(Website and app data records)
┌──

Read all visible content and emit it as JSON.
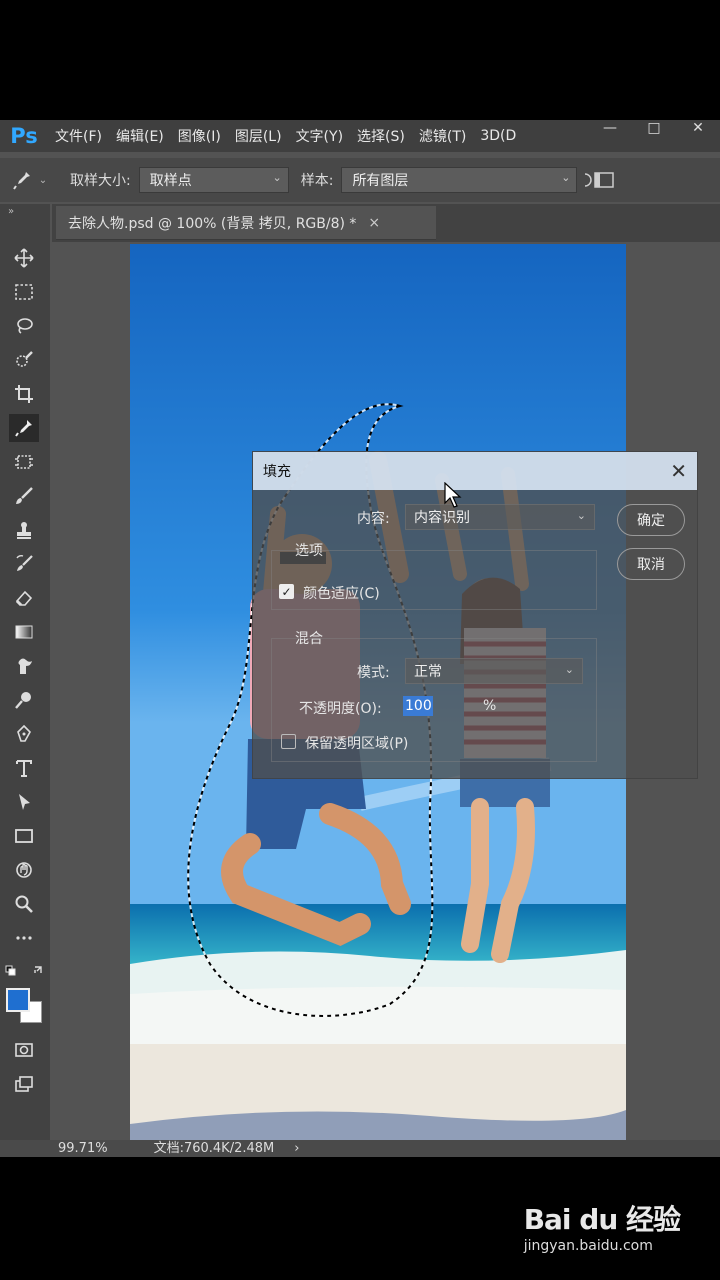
{
  "app": {
    "logo": "Ps"
  },
  "menu": [
    "文件(F)",
    "编辑(E)",
    "图像(I)",
    "图层(L)",
    "文字(Y)",
    "选择(S)",
    "滤镜(T)",
    "3D(D"
  ],
  "window_controls": [
    "—",
    "□",
    "✕"
  ],
  "options": {
    "sample_size_label": "取样大小:",
    "sample_size_value": "取样点",
    "sample_label": "样本:",
    "sample_value": "所有图层"
  },
  "document": {
    "tab_title": "去除人物.psd @ 100% (背景 拷贝, RGB/8) *",
    "close": "×"
  },
  "dialog": {
    "title": "填充",
    "close": "✕",
    "content_label": "内容:",
    "content_value": "内容识别",
    "options_group": "选项",
    "color_adapt_label": "颜色适应(C)",
    "color_adapt_checked": true,
    "blend_group": "混合",
    "mode_label": "模式:",
    "mode_value": "正常",
    "opacity_label": "不透明度(O):",
    "opacity_value": "100",
    "opacity_unit": "%",
    "preserve_label": "保留透明区域(P)",
    "preserve_checked": false,
    "ok_label": "确定",
    "cancel_label": "取消"
  },
  "status": {
    "zoom": "99.71%",
    "doc_info": "文档:760.4K/2.48M",
    "arrow": "›"
  },
  "watermark": {
    "brand": "Bai du 经验",
    "url": "jingyan.baidu.com"
  },
  "colors": {
    "foreground": "#1f6fd0",
    "background": "#ffffff",
    "accent": "#31a8ff"
  },
  "tools": [
    "move-icon",
    "marquee-icon",
    "lasso-icon",
    "quick-select-icon",
    "crop-icon",
    "eyedropper-icon",
    "frame-icon",
    "brush-icon",
    "stamp-icon",
    "history-brush-icon",
    "eraser-icon",
    "gradient-icon",
    "smudge-icon",
    "dodge-icon",
    "pen-icon",
    "type-icon",
    "path-select-icon",
    "rectangle-icon",
    "hand-rotate-icon",
    "zoom-icon",
    "more-icon"
  ]
}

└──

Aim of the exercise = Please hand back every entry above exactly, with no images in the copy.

Reply to the exercise =
Read all visible content and emit it as JSON.
{
  "app": {
    "logo": "Ps"
  },
  "menu": [
    "文件(F)",
    "编辑(E)",
    "图像(I)",
    "图层(L)",
    "文字(Y)",
    "选择(S)",
    "滤镜(T)",
    "3D(D"
  ],
  "window_controls": [
    "—",
    "□",
    "✕"
  ],
  "options": {
    "sample_size_label": "取样大小:",
    "sample_size_value": "取样点",
    "sample_label": "样本:",
    "sample_value": "所有图层"
  },
  "document": {
    "tab_title": "去除人物.psd @ 100% (背景 拷贝, RGB/8) *",
    "close": "×"
  },
  "dialog": {
    "title": "填充",
    "close": "✕",
    "content_label": "内容:",
    "content_value": "内容识别",
    "options_group": "选项",
    "color_adapt_label": "颜色适应(C)",
    "color_adapt_checked": true,
    "blend_group": "混合",
    "mode_label": "模式:",
    "mode_value": "正常",
    "opacity_label": "不透明度(O):",
    "opacity_value": "100",
    "opacity_unit": "%",
    "preserve_label": "保留透明区域(P)",
    "preserve_checked": false,
    "ok_label": "确定",
    "cancel_label": "取消"
  },
  "status": {
    "zoom": "99.71%",
    "doc_info": "文档:760.4K/2.48M",
    "arrow": "›"
  },
  "watermark": {
    "brand": "Bai du 经验",
    "url": "jingyan.baidu.com"
  },
  "colors": {
    "foreground": "#1f6fd0",
    "background": "#ffffff",
    "accent": "#31a8ff"
  },
  "tools": [
    "move-icon",
    "marquee-icon",
    "lasso-icon",
    "quick-select-icon",
    "crop-icon",
    "eyedropper-icon",
    "frame-icon",
    "brush-icon",
    "stamp-icon",
    "history-brush-icon",
    "eraser-icon",
    "gradient-icon",
    "smudge-icon",
    "dodge-icon",
    "pen-icon",
    "type-icon",
    "path-select-icon",
    "rectangle-icon",
    "hand-rotate-icon",
    "zoom-icon",
    "more-icon"
  ]
}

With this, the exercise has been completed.